It’s been a very painful day, but like many days in recovery, I believe it has ultimately been good for me. I was invited by C this morning to go visit his dying friend on the South Coast. I think he asked me along because it is always a tough trip for him and he could do with the support. I happily agreed as I was honoured to be asked, and given that I’ve never seen that side of life before, I thought I could learn something.
Our journey down was long and fraught with delays. Part of me couldn’t help wondering if the delays were installed by my higher power, to question me on whether I was really sure that I wanted to go. As we got nearer to the coast I got increasingly nervous, knowing I was really about to see someone in a heartbreaking state. It was certainly going to be a different day out for me.
When we finally got to C’s friend’s nursing home we were ushered into the room, where this old man who could barely speak or acknowledge us lay practically paralyzed in his bed. He had suffered a recent series of strokes and it was originally thought that he wouldn’t make it past last weekend.

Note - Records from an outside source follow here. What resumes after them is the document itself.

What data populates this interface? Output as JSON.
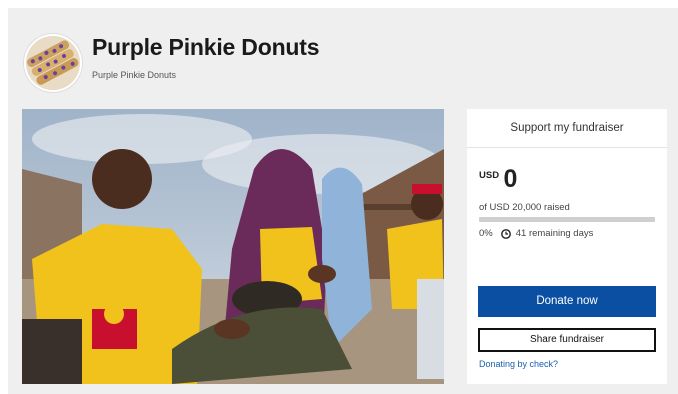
{
  "header": {
    "title": "Purple Pinkie Donuts",
    "subtitle": "Purple Pinkie Donuts"
  },
  "fundraiser": {
    "card_title": "Support my fundraiser",
    "currency": "USD",
    "amount_raised": "0",
    "goal_text": "of USD 20,000 raised",
    "progress_percent": 0,
    "percent_label": "0%",
    "days_label": "41 remaining days",
    "donate_label": "Donate now",
    "share_label": "Share fundraiser",
    "check_link": "Donating by check?"
  },
  "colors": {
    "accent": "#0b4fa3",
    "progress_track": "#cfcfcf",
    "link": "#1b5fb0"
  },
  "icons": {
    "clock": "clock-icon"
  }
}
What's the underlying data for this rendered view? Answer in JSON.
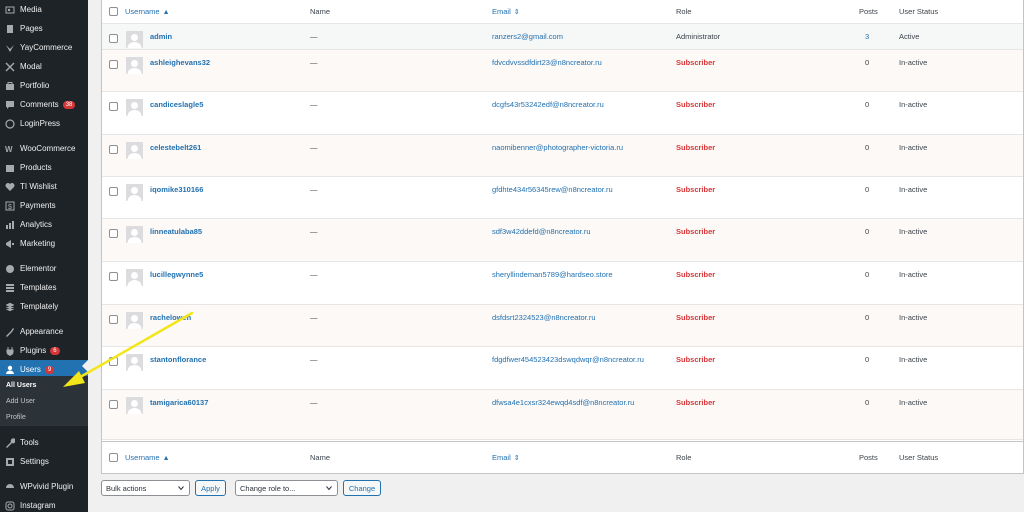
{
  "sidebar": {
    "items": [
      {
        "label": "Media",
        "icon": "media-icon",
        "top": 0
      },
      {
        "label": "Pages",
        "icon": "pages-icon"
      },
      {
        "label": "YayCommerce",
        "icon": "yaycommerce-icon"
      },
      {
        "label": "Modal",
        "icon": "modal-icon"
      },
      {
        "label": "Portfolio",
        "icon": "portfolio-icon"
      },
      {
        "label": "Comments",
        "icon": "comments-icon",
        "badge": "38"
      },
      {
        "label": "LoginPress",
        "icon": "loginpress-icon"
      },
      {
        "label": "WooCommerce",
        "icon": "woocommerce-icon"
      },
      {
        "label": "Products",
        "icon": "products-icon"
      },
      {
        "label": "TI Wishlist",
        "icon": "wishlist-icon"
      },
      {
        "label": "Payments",
        "icon": "payments-icon"
      },
      {
        "label": "Analytics",
        "icon": "analytics-icon"
      },
      {
        "label": "Marketing",
        "icon": "marketing-icon"
      },
      {
        "label": "Elementor",
        "icon": "elementor-icon"
      },
      {
        "label": "Templates",
        "icon": "templates-icon"
      },
      {
        "label": "Templately",
        "icon": "templately-icon"
      },
      {
        "label": "Appearance",
        "icon": "appearance-icon"
      },
      {
        "label": "Plugins",
        "icon": "plugins-icon",
        "badge": "6"
      },
      {
        "label": "Users",
        "icon": "users-icon",
        "badge": "9",
        "active": true
      },
      {
        "label": "Tools",
        "icon": "tools-icon"
      },
      {
        "label": "Settings",
        "icon": "settings-icon"
      },
      {
        "label": "WPvivid Plugin",
        "icon": "wpvivid-icon"
      },
      {
        "label": "Instagram",
        "icon": "instagram-icon"
      }
    ],
    "submenu": [
      "All Users",
      "Add User",
      "Profile"
    ],
    "active_color": "#2271b1"
  },
  "table": {
    "columns": {
      "username": "Username",
      "name": "Name",
      "email": "Email",
      "role": "Role",
      "posts": "Posts",
      "status": "User Status"
    },
    "sort_icon_username": "▲",
    "sort_icon_email": "⇕",
    "rows": [
      {
        "username": "admin",
        "name": "—",
        "email": "ranzers2@gmail.com",
        "role": "Administrator",
        "posts": "3",
        "status": "Active"
      },
      {
        "username": "ashleighevans32",
        "name": "—",
        "email": "fdvcdvvssdfdirt23@n8ncreator.ru",
        "role": "Subscriber",
        "posts": "0",
        "status": "In-active"
      },
      {
        "username": "candiceslagle5",
        "name": "—",
        "email": "dcgfs43r53242edf@n8ncreator.ru",
        "role": "Subscriber",
        "posts": "0",
        "status": "In-active"
      },
      {
        "username": "celestebelt261",
        "name": "—",
        "email": "naomibenner@photographer-victoria.ru",
        "role": "Subscriber",
        "posts": "0",
        "status": "In-active"
      },
      {
        "username": "iqomike310166",
        "name": "—",
        "email": "gfdhte434r56345rew@n8ncreator.ru",
        "role": "Subscriber",
        "posts": "0",
        "status": "In-active"
      },
      {
        "username": "linneatulaba85",
        "name": "—",
        "email": "sdf3w42ddefd@n8ncreator.ru",
        "role": "Subscriber",
        "posts": "0",
        "status": "In-active"
      },
      {
        "username": "lucillegwynne5",
        "name": "—",
        "email": "sheryllindeman5789@hardseo.store",
        "role": "Subscriber",
        "posts": "0",
        "status": "In-active"
      },
      {
        "username": "rachelowen",
        "name": "—",
        "email": "dsfdsrt2324523@n8ncreator.ru",
        "role": "Subscriber",
        "posts": "0",
        "status": "In-active"
      },
      {
        "username": "stantonflorance",
        "name": "—",
        "email": "fdgdfwer454523423dswqdwqr@n8ncreator.ru",
        "role": "Subscriber",
        "posts": "0",
        "status": "In-active"
      },
      {
        "username": "tamigarica60137",
        "name": "—",
        "email": "dfwsa4e1cxsr324ewqd4sdf@n8ncreator.ru",
        "role": "Subscriber",
        "posts": "0",
        "status": "In-active"
      }
    ]
  },
  "actions": {
    "bulk_select": "Bulk actions",
    "apply": "Apply",
    "role_select": "Change role to...",
    "change": "Change"
  },
  "colors": {
    "subscriber": "#d63638",
    "link": "#2271b1",
    "annotation": "#f2e61a"
  }
}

That he is still alive is a miracle to all concerned. C and I simply sat with him for three hours, seeing to his needs and chatting sporadically while the TV lit up the room in the corner. I’d never sat with a dying person before.
It was painful to watch someone so helpless; even more painful to see photos of that same person up on the wall, in his happier days when he was full of joy and life. In the photos he looked like a ray of sunshine, a pleasure to be around. That’s what really stuck with me today, the photos. The person in the bed was barely a shadow of the man on the wall. According to C, he was a chronic alcoholic whose current condition was brought on by that. If alcohol has done that to C’s friend then I believe I’ve had a lucky escape.
Ever since we left the nursing home this evening I have been on the verge of tears, but I can’t quite get them out. Even now, safe in my own home I can’t cry, because my mother is in the next room and I can’t let her hear me. Over the years I have learnt not to cry for that reason. I wouldn’t be rebuked for crying, it would just be embarrassing.
But that’s a side issue. Anyway. I’ve been reminded of my mortality today and that is very frightening. Well, ‘reminded’ might be the wrong word – I’ve never even had cause to think of it before. During my drinking, all the dangerous situations that I got myself into, not once did I really think that I could die. I knew I could get hurt but when you’re young you can’t help feeling invincible, can you?
C himself is in his 60’s and practically on the way out thanks to years of smoking and crippling insomnia. Though compared to his friend in the nursing home, I suppose he is in the peak of health at the moment. I’m very sad tonight, because no matter what I do in life, no matter what I achieve, there are some things that can’t be changed. None of us will be here forever; not all of us will get to go out in a manner of our choosing.
The positives to be taken from situations like this include, of course, the fact that that man I saw today will have his friends and relatives around him in his final days. People who really care for him. And that’s lovely. I may not have interacted with him much but there’s a chance he knew I was there, and perhaps he just appreciated the company. I don’t know.
I will certainly come away from today feeling very different about things. Some of my worries have inevitably been put into perspective. C told me that what I must do is value every minute I have left on this planet, because every minute is worth its weight in gold.